I like to think of this tendency as a “writing gremlin” – a well-meaning but sometimes troublesome creature that lurks in the minds of writers. This gremlin encourages us to use big words and complicated syntax, and makes us resistant to feedback from people who have difficulty understanding the language we use. Over time, we are rewarded by those who think like us, that we forgot the value of reaching the many who don’t. 

To illustrate this point, imagine a version of “The Wizard of Oz” that might have been written by your writing gremlin in question. In this version Dorothy’s classic statement, “There’s no place like home” becomes “Research shows that individuals who have experienced homelessness when placed in permanent housing are found to have generally positive effects on health and wellbeing as a result of a stable environment.” 
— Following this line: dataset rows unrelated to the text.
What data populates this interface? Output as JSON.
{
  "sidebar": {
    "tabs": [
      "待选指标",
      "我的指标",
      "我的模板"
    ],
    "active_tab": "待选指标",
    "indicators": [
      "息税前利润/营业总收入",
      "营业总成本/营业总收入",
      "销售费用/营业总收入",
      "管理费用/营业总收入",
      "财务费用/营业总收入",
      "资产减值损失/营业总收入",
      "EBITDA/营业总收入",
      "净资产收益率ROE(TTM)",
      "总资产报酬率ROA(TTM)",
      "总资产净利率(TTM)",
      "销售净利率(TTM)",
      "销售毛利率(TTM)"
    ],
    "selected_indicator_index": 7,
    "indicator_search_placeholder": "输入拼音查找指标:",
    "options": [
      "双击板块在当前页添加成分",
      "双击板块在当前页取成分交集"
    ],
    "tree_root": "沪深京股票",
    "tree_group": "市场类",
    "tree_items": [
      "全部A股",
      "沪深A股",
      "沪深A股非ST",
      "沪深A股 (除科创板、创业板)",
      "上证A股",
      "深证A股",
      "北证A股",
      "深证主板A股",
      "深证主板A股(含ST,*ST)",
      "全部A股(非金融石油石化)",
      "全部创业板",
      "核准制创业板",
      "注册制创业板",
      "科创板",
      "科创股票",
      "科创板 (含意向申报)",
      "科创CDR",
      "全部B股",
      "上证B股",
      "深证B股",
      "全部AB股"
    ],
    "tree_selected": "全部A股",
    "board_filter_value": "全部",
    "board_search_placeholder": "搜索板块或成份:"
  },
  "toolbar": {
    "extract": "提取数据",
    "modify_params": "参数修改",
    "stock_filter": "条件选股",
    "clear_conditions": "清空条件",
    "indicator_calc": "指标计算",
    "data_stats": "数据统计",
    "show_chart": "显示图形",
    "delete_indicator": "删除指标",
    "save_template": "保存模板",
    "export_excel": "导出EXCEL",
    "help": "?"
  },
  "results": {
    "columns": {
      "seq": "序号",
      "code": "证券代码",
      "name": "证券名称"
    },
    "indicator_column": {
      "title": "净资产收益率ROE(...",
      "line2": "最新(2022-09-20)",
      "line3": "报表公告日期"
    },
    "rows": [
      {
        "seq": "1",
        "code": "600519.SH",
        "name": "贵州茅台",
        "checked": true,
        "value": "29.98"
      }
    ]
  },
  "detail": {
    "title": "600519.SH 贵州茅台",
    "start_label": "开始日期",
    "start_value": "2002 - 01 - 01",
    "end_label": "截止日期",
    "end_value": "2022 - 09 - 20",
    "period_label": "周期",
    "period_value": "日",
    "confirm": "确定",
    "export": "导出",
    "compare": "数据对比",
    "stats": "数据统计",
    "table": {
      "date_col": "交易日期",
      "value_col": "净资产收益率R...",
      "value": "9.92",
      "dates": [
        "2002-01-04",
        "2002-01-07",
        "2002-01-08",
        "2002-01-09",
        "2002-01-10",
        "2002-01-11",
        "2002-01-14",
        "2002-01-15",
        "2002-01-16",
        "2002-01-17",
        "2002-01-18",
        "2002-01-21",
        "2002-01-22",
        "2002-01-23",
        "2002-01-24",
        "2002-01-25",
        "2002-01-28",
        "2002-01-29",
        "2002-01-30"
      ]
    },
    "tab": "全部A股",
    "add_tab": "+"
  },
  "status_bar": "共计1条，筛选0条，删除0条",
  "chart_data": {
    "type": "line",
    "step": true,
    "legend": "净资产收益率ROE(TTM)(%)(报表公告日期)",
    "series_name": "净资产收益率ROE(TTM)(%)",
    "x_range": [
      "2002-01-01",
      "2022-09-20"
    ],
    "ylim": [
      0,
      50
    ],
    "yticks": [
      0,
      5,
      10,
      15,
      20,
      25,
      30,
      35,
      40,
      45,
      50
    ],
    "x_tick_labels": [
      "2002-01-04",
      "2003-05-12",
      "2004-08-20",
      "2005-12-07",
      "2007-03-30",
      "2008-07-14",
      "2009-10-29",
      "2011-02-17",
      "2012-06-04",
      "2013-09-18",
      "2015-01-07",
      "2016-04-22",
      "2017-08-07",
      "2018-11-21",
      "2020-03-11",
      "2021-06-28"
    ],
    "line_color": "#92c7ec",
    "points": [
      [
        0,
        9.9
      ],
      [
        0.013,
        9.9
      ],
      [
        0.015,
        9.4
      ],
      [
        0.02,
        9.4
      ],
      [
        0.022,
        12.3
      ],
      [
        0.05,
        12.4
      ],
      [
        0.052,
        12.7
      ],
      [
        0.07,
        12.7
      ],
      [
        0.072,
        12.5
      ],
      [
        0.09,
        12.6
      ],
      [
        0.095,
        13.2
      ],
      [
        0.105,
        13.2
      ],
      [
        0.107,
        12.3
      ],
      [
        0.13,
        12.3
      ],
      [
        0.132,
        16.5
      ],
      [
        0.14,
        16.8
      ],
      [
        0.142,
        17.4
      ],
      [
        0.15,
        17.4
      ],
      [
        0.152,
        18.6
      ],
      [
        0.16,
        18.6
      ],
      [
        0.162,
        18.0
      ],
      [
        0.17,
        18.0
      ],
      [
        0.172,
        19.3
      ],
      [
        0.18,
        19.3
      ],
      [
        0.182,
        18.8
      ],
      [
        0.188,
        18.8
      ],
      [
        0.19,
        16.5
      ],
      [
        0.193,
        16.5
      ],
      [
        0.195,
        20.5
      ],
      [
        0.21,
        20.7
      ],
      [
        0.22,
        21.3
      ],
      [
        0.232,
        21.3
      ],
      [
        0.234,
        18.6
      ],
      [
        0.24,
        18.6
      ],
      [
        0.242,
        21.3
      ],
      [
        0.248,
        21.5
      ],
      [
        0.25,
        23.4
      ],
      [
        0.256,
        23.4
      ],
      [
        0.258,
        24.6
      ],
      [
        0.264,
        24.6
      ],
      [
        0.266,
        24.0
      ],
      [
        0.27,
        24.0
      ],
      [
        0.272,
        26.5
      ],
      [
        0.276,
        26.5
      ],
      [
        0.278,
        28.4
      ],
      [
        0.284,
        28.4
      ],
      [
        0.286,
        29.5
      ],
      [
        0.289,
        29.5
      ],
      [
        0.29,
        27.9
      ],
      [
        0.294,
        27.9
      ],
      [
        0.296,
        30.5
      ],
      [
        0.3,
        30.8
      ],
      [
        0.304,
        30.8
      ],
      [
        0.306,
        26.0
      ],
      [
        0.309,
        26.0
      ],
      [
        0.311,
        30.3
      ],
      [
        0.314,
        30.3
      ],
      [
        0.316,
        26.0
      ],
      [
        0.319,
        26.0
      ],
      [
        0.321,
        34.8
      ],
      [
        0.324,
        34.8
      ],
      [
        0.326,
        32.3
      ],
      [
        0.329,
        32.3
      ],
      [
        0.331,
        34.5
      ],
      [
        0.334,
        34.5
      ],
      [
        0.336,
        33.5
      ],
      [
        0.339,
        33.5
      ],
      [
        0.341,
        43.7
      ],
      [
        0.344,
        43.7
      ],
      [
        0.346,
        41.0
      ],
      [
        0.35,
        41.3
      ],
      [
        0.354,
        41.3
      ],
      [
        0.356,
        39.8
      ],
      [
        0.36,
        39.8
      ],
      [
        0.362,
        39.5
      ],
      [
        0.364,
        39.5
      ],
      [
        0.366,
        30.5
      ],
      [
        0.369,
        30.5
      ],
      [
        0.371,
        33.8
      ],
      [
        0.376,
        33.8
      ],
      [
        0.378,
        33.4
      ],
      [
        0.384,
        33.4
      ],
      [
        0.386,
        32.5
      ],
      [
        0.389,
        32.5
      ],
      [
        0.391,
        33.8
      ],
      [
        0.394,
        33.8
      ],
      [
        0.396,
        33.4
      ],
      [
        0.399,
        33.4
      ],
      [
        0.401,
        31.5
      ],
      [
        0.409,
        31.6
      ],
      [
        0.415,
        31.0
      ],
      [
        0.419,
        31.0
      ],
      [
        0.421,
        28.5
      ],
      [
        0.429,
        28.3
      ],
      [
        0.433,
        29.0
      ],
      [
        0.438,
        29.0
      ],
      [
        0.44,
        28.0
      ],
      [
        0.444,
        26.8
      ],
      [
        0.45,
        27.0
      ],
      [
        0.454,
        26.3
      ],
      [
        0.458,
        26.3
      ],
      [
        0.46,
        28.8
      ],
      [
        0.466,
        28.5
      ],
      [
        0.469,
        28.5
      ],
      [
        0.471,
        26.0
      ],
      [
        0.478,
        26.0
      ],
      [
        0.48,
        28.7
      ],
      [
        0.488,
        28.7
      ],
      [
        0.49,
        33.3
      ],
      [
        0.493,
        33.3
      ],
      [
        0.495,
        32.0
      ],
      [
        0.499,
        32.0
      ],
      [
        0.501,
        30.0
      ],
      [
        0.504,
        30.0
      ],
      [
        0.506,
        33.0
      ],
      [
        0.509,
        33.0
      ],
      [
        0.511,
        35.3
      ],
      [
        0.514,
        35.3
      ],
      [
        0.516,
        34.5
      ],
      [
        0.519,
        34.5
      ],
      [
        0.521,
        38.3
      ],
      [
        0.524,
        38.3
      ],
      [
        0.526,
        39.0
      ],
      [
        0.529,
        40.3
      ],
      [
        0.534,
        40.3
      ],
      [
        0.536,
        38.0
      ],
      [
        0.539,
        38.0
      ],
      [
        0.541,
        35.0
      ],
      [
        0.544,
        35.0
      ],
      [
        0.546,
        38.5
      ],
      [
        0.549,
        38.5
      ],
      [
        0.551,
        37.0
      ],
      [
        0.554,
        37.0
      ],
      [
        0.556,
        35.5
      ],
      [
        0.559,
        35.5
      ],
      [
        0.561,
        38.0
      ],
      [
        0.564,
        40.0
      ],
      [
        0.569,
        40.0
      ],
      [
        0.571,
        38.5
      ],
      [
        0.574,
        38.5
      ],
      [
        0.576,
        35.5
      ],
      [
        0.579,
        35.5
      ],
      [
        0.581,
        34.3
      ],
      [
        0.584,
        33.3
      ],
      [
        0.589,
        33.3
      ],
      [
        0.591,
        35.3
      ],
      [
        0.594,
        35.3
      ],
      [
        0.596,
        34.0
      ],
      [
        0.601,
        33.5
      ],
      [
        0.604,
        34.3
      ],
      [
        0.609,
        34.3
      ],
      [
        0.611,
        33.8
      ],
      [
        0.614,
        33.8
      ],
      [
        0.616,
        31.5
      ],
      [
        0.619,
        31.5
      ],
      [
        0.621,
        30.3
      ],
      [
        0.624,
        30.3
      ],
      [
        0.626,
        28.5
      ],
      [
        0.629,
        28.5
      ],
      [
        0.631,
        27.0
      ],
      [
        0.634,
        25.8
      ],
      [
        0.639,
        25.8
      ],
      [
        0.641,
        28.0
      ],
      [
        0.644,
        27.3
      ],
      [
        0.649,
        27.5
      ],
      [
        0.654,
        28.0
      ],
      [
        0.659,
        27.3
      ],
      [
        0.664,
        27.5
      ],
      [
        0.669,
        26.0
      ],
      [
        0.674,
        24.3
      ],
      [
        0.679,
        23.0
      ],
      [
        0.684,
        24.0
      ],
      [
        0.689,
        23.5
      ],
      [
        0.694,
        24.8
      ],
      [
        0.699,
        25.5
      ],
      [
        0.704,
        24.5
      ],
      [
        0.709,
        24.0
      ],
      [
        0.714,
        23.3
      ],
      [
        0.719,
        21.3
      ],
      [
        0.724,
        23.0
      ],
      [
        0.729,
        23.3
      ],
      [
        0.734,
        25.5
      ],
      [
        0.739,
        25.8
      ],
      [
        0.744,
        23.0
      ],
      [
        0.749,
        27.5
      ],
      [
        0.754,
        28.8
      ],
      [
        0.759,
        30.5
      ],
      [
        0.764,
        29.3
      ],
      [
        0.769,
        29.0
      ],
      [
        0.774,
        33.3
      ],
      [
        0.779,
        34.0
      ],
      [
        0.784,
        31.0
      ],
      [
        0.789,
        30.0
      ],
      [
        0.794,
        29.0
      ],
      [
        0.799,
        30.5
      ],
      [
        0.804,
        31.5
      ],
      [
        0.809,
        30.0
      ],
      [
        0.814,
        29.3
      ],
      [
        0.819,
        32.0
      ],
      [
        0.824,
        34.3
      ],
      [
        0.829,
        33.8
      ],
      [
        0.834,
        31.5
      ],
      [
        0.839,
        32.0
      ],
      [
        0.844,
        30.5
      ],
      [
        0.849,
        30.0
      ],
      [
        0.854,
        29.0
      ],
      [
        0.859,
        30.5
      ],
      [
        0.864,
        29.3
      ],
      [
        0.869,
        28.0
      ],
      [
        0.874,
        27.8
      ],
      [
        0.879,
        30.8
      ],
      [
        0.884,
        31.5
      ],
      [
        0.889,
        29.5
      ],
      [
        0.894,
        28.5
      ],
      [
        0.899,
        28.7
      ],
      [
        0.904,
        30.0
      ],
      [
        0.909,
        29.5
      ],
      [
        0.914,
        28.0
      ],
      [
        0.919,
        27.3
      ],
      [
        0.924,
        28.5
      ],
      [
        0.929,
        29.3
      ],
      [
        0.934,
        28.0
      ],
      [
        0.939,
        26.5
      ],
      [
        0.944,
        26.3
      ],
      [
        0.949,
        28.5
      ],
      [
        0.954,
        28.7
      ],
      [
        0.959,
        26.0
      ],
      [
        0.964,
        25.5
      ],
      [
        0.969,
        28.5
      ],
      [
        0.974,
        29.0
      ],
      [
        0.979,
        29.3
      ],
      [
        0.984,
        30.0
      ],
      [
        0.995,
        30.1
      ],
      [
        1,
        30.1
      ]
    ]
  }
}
The story would have been so convoluted and technical that no one would have been able to understand it, let alone feel inspired by it.

But what can we do to combat this tendency towards academic jargon and language? How can we communicate our message in a way that is authentic, engaging and relevant to people’s lives?

First and foremost, we need to remember that the power of storytelling lies in its ability to connect with people’s emotions and values. We need to tell stories and use language that is clear, concise and accessible.

Second, we need to be open to feedback from people outside of our discipline. By listening to a wider group of people we can learn to communicate more effectively and authentically.

For instance, at a recent training, a workshop participant was unfamiliar with the phrase ‘storytelling tropes.’ ‘Trope’ is fairly common in our circles but that doesn’t mean it’s widely known. In reality, there are much easier ways to talk about overused stories without getting caught up in the jargon. 

Our goal as writers is not to impress our peers, but to engage and inspire a wider audience. Whether we are writing an academic paper or a social media post, we need to remember that our words have the power to create change in the world. By rejecting academic jargon and technical language, we can create a more connected and empowered community of advocates and activists.

So, to all the gremlins out there – let’s learn to speak in a language that everyone can understand.